Do Pregnant Women Who Use Drugs Face Different Health Risks?
Drugs – particularly illegal narcotics – can have a huge impact on the mental and physical health of users. Pregnant women are prohibited from using many of these drugs. This also applies to some prescription drugs, including those used for allergies or pain management.
These stern warnings are for good reasons. While drugs and alcohol can have serious psychological and physical effects on users, they can have a devastating impact on the fetus. Many dependency and developmental problems can develop, depending on the drug used and the length of use.
In this article, we will explore why pregnant women face different health risks and how to remain safe.
How Drugs Affect the Fetus
What makes drugs – both legal and illegal – particularly dangerous to pregnant women is the manner in which they affect the fetus. Much of what the mother ingests will be passed on to the unborn baby through the umbilical cord and placenta. While many things that the mother consumes can be good for the fetus, drugs can have serious short-term and long-term effects.
The growing fetus is highly susceptible to drugs. It has yet to develop physiological systems that remove toxins. This means that the drugs a mother transmit to an unborn baby often accumulate to dangerous levels, which can cause serious harm to the baby.
The impact of drugs and alcohol on a fetus depends on several factors, such as:
- The fetal stage of development: An unborn baby may more sensitive to certain substances at specific periods of the pregnancy. This does not mean that there is a safe time to use drugs and alcohol during pregnancy, however.
- Strength and dose of the drug: The type of drug, the dosage of a drug, and the strength of a drug can all produce different effects on a fetus.
- Genetic makeup: The mother and the child’s genetic makeups are other factors that can determine how drugs and alcohol affect an unborn baby.
Drugs and Their Effect on the Fetus
Alcohol is a drug that can be dangerous for pregnant women and their babies, but people often underestimate its effects. This is partly because of the misguided idea that ingesting certain amounts of alcoholic drinks will not cause any negative effects. While having one or two drinks a day is safe for many adults, research shows there are no safe levels of alcohol for pregnant women.
Alcohol abuse can cause a myriad of brain developmental issues in the fetus.
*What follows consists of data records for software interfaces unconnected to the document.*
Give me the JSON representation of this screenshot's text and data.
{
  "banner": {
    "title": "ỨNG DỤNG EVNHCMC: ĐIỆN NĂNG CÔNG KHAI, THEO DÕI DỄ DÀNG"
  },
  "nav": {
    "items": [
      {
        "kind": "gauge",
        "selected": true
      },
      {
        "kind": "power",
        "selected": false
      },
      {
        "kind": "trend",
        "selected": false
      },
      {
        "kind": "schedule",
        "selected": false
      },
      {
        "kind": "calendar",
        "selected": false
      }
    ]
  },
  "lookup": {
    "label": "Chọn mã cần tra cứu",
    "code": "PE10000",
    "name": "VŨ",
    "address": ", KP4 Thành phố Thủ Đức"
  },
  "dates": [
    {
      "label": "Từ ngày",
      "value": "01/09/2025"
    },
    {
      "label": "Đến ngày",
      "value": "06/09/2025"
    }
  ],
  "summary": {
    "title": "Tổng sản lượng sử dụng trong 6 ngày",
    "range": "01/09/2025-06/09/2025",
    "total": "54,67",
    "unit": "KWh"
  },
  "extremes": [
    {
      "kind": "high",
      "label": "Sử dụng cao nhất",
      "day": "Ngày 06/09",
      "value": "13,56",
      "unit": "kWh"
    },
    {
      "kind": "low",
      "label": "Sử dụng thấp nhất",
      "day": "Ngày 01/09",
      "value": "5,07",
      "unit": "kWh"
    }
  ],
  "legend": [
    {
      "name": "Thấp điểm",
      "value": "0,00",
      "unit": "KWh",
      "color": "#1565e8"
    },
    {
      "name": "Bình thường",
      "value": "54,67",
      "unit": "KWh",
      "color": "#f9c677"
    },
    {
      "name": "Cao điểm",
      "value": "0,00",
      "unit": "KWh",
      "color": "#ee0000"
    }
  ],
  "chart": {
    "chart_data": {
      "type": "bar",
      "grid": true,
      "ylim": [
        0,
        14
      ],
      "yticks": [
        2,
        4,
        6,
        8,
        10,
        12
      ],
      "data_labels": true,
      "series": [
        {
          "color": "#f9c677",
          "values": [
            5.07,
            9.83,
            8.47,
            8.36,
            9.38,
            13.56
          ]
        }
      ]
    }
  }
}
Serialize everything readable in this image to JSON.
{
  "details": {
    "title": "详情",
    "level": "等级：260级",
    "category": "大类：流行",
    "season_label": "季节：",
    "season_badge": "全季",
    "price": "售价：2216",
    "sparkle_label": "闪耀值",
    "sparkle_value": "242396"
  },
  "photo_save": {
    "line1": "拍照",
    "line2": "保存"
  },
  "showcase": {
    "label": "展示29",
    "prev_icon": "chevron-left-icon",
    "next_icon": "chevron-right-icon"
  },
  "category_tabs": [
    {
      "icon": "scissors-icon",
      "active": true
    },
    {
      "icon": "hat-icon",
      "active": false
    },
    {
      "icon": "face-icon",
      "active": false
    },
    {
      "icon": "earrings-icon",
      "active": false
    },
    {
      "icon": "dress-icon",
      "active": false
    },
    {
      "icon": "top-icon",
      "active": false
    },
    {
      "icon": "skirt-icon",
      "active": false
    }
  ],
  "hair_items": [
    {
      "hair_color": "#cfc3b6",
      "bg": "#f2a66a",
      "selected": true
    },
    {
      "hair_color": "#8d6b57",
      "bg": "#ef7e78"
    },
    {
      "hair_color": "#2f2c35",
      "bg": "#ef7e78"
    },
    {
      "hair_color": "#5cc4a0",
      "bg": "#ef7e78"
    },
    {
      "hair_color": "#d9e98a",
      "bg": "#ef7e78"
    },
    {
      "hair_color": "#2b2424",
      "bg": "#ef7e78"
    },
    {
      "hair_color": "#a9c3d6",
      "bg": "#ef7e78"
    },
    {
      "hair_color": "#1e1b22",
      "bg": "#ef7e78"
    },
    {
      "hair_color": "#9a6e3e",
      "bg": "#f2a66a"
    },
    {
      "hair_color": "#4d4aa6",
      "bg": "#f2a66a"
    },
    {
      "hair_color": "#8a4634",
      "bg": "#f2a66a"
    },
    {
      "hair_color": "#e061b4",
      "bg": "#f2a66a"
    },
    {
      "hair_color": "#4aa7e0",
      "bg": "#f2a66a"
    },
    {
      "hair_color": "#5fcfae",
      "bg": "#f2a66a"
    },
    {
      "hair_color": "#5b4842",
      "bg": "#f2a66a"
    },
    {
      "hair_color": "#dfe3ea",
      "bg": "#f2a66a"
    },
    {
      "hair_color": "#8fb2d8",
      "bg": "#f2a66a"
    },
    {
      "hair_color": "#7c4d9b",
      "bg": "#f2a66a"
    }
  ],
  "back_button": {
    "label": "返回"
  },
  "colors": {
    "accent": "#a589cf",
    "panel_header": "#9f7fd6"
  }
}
Drinking alcohol in pregnancy can cause fetal alcohol spectrum disorders and is one of the leading causes of intellectual disabilities. Alcohol exposure might produce babies born with physical problems such as facial abnormalities and might produce developmental disorders.
Marijuana contains toxins that can harm an unborn baby. It can pass to the baby from the mother through the placenta, an organ that provides the fetus with nutrients and oxygen. Using marijuana can deprive the fetus of the oxygen and nutrients it needs for proper growth and development.
Studies on marijuana use during pregnancy are limited and sometimes conflicting. However, the Centers for Disease Control and Prevention (CDC) lists some potential risks of using marijuana while pregnant, including:
- Developmental issues: Even though the effects of THC (a chemical in marijuana) might not be apparent at birth, the chemical might cause developmental issues as a child grows.
- Breast milk: THC is stored in fat and could be transmitted to the fetus through breast milk, even after a mother stops using marijuana.
- Low birth weight: Using marijuana might cause low birth rates in babies.
Cocaine affects the central nervous system of its users. For pregnant mothers, it can cross the placenta and cause serious adverse effects for the growing fetus. It can cause miscarriages and other problems, including:
- Deformed limbs
- Withdrawal: The baby is born addicted to the drug and exhibits withdrawal symptoms.
- Low birth weight
- Premature birth
Heroin is another drug that is dangerous for pregnant women and their unborn babies. Like cocaine, using heroin can cause dependency for the fetus. This means that the child is born addicted to the drug and might experience withdrawal from it, a condition known as neonatal abstinence syndrome (NAS). Some other adverse effects of heroin might include:
- Sudden infant death syndrome (SIDS)
- Premature birth
- Low birth weight
- Birth defects and complications at birth
Prescription and Over-the-Counter (OTC) Medications
Some prescription and over-the-counter medications can also produce significant adverse effects on unborn babies. Studies on the effect of the medications are scarce, due in part to fears about the unknown effects of testing drugs on pregnant women. However, women might want to seek their doctors’ advice before taking any medications while pregnant. Their doctors might also suggest alternatives to treat pain, allergies, or other conditions.